Endometrial Ablation

Endometrial ablation is an outpatient, nonsurgical procedure used to treat heavy menstrual bleeding in women who do not plan to have children after the procedure. During endometrial ablation, the lining of the uterus, the endometrium, is removed. In some cases, your physician will use a hysteroscope, which allows him or her to see inside the uterus during the procedure. Your physician will insert small tools into your vagina and will use one of the following methods to remove the endometrium:

  • Electricity
  • Fluids
  • Balloon therapy
  • High-energy radio waves
  • Cold (cryoablation)
  • Microwaves (microwave ablation)

The specialists throughout Northwestern Medicine offer a comprehensive array of medical and surgical treatments, and are dedicated to working closely with the patient to determine the most appropriate approach for her condition. As clinical and academic leaders, our specialists remain at the forefront of surgical innovation, and are able to offer the most advanced surgical techniques and technologies.
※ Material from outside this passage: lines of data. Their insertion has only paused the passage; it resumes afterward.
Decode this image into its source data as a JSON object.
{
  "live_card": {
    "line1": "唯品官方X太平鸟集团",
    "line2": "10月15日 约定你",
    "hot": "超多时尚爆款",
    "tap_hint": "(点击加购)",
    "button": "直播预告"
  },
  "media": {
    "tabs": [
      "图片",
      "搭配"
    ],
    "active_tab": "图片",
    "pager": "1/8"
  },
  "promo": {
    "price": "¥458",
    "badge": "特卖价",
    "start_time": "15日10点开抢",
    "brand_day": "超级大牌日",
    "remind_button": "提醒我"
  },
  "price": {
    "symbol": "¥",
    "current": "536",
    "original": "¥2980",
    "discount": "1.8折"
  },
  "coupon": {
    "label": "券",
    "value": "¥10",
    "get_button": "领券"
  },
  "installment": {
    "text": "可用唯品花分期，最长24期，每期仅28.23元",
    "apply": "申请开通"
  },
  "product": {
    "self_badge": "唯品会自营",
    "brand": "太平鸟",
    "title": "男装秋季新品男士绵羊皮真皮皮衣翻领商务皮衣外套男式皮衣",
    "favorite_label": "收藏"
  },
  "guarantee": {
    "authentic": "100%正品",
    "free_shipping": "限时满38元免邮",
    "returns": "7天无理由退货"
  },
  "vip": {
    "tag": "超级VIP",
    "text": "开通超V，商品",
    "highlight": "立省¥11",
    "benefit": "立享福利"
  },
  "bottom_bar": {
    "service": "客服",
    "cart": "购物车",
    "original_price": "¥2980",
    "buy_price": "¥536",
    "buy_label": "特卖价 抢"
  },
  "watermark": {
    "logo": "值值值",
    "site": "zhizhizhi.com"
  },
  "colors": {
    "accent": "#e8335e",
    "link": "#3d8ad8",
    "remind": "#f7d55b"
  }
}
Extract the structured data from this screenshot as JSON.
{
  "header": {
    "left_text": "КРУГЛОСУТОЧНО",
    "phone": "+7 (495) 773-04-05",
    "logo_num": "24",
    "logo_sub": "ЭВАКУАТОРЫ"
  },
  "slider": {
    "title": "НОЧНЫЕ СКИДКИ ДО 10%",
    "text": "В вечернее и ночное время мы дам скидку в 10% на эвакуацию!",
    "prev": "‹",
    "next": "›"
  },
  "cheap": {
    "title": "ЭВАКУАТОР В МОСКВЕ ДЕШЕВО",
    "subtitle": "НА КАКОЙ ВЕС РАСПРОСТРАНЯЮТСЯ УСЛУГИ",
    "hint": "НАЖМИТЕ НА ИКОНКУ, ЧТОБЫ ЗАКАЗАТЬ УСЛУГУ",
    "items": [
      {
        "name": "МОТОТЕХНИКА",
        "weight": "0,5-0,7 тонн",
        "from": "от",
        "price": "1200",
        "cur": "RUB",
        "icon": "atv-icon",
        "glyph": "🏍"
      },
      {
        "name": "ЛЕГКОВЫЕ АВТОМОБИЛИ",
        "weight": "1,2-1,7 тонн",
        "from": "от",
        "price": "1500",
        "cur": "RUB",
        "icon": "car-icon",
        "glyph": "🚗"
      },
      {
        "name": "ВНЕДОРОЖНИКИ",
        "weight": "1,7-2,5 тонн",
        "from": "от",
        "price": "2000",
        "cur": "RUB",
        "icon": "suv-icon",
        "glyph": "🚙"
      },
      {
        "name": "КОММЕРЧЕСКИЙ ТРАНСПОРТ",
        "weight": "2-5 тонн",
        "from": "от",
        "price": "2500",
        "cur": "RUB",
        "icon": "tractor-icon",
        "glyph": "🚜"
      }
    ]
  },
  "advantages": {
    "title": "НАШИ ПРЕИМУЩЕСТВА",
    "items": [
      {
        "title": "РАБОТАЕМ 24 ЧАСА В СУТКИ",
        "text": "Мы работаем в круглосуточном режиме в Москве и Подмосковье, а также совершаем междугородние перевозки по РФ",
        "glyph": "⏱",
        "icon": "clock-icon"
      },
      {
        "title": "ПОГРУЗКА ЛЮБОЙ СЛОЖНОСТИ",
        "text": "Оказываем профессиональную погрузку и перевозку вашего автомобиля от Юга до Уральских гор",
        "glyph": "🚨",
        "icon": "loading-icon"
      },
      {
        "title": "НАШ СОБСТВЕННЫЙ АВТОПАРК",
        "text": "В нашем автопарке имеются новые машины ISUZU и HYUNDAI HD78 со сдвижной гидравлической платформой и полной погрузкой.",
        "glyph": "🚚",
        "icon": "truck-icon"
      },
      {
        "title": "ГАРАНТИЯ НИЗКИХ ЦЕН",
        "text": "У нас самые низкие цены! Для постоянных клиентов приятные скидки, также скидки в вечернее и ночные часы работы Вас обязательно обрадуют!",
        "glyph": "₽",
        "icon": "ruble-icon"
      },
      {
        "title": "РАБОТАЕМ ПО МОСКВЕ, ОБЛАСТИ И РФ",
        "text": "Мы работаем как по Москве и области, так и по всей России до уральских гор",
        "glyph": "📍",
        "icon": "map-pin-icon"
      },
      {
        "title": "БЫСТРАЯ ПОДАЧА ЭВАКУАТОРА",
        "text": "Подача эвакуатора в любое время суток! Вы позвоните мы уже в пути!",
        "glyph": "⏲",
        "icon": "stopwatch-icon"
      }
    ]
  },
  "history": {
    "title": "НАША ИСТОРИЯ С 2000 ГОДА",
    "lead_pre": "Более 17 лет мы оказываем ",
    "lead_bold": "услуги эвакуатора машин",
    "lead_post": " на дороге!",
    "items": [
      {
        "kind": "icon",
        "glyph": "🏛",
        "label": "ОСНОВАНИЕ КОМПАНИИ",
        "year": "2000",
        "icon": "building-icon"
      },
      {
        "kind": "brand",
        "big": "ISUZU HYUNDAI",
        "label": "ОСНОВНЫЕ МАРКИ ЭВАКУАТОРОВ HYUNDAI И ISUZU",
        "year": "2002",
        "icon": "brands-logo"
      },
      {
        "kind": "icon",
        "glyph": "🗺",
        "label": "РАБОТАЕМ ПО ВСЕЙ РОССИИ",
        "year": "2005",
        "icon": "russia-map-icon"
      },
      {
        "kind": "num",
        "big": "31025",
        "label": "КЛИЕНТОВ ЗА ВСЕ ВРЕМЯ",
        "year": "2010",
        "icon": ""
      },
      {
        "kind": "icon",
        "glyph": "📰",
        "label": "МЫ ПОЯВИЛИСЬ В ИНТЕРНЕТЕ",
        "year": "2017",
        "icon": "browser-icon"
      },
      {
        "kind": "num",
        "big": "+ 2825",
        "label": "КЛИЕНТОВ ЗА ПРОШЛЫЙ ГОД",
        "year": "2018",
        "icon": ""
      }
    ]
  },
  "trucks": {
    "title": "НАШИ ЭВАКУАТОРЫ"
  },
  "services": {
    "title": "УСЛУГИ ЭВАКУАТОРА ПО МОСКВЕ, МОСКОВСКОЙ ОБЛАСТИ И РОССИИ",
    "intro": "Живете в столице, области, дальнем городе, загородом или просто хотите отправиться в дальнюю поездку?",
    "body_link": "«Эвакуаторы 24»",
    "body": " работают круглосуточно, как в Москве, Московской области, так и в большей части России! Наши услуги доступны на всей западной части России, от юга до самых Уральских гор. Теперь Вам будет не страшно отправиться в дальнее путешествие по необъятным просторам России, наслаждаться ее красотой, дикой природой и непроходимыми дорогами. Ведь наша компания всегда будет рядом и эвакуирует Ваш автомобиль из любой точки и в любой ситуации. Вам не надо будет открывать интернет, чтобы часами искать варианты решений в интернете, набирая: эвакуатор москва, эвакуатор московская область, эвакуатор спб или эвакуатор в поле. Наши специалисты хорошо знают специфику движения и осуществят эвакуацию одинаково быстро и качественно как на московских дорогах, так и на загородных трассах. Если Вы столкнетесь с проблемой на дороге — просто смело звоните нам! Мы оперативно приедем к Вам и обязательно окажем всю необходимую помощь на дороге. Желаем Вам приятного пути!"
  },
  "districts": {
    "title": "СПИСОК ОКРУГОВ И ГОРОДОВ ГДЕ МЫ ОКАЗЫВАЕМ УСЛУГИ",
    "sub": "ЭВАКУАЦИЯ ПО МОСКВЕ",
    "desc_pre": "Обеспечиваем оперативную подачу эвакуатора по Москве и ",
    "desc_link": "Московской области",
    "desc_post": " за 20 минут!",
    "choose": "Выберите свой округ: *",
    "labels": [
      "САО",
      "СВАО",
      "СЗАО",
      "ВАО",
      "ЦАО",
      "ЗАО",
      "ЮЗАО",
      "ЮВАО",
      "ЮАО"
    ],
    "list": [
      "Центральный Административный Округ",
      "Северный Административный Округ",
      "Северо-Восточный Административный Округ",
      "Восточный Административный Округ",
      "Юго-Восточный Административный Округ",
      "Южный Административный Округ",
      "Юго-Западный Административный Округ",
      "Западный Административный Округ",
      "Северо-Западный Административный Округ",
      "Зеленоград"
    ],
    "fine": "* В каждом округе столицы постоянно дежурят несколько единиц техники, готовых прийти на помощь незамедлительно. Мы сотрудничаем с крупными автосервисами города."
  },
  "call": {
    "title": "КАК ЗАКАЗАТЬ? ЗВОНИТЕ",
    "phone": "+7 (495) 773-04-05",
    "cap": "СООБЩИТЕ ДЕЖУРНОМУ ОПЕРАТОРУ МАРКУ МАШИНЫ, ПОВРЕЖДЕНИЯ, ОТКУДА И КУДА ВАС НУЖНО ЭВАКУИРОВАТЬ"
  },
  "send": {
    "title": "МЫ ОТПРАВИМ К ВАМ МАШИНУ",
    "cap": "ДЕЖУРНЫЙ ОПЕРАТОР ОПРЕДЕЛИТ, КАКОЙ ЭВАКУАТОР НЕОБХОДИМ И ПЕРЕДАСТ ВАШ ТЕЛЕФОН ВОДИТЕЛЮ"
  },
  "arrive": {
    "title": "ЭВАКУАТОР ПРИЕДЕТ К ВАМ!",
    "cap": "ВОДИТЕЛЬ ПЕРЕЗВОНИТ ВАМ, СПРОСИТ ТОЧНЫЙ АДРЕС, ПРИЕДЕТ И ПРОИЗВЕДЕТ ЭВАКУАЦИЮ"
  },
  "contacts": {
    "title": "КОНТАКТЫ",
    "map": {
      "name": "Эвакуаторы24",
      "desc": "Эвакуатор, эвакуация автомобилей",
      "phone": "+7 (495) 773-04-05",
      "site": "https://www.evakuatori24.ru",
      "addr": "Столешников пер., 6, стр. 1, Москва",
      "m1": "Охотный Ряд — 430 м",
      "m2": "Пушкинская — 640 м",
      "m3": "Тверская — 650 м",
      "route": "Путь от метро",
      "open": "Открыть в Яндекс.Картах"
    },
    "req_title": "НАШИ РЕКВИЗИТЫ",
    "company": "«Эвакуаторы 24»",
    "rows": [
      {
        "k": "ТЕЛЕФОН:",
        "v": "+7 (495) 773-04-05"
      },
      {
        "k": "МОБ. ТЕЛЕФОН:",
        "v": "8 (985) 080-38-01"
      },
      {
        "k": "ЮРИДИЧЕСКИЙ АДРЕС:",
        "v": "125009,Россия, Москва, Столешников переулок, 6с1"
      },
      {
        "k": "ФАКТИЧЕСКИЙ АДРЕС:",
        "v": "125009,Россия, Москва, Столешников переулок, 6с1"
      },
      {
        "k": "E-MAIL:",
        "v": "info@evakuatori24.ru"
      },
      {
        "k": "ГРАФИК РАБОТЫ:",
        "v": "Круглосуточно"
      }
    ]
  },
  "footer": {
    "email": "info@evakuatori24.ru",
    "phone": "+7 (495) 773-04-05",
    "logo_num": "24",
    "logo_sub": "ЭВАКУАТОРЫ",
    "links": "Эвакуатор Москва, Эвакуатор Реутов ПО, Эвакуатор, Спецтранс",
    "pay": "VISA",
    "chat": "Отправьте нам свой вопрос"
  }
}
Our comprehensive (and growing) list of treatment options is a commitment to providing innovative and exemplary care to our patients.

Who is a candidate for endometrial ablation?

You may be a candidate for endometrial ablation if you have:

  • Heavy periods (requiring you to change your tampon or pad each hour)
  • Excessively long periods (lasting more than seven days)
  • Bleeding between periods
  • Anemia from excessive vaginal bleeding

Because the procedure removes the endometrial lining required to nourish a fetus during pregnancy, it may be difficult for you to become pregnant after the procedure.

What causes abnormal menstrual bleeding?

There are several factors that may increase your risk of heavy menstrual bleeding:

  • Hormone issues (particularly if you are in or near menopause)
  • Polyps
  • Fibroids
  • Endometrial or uterine cancer

Through our work with patients as well as available research, we understand that gynecologic conditions and treatments can take an emotional toll on individuals, couples and families. These conditions and treatments may also interfere with relationships, work, future family building and one’s self esteem. Because of the emotional toll of pelvic pain, bleeding and treatments for gynecologic conditions, our faculty includes a PhD clinical psychologist that can help you cope with the emotional toll treatment can cause on you, your spouse and other members of your family.

Locations Performing this Treatment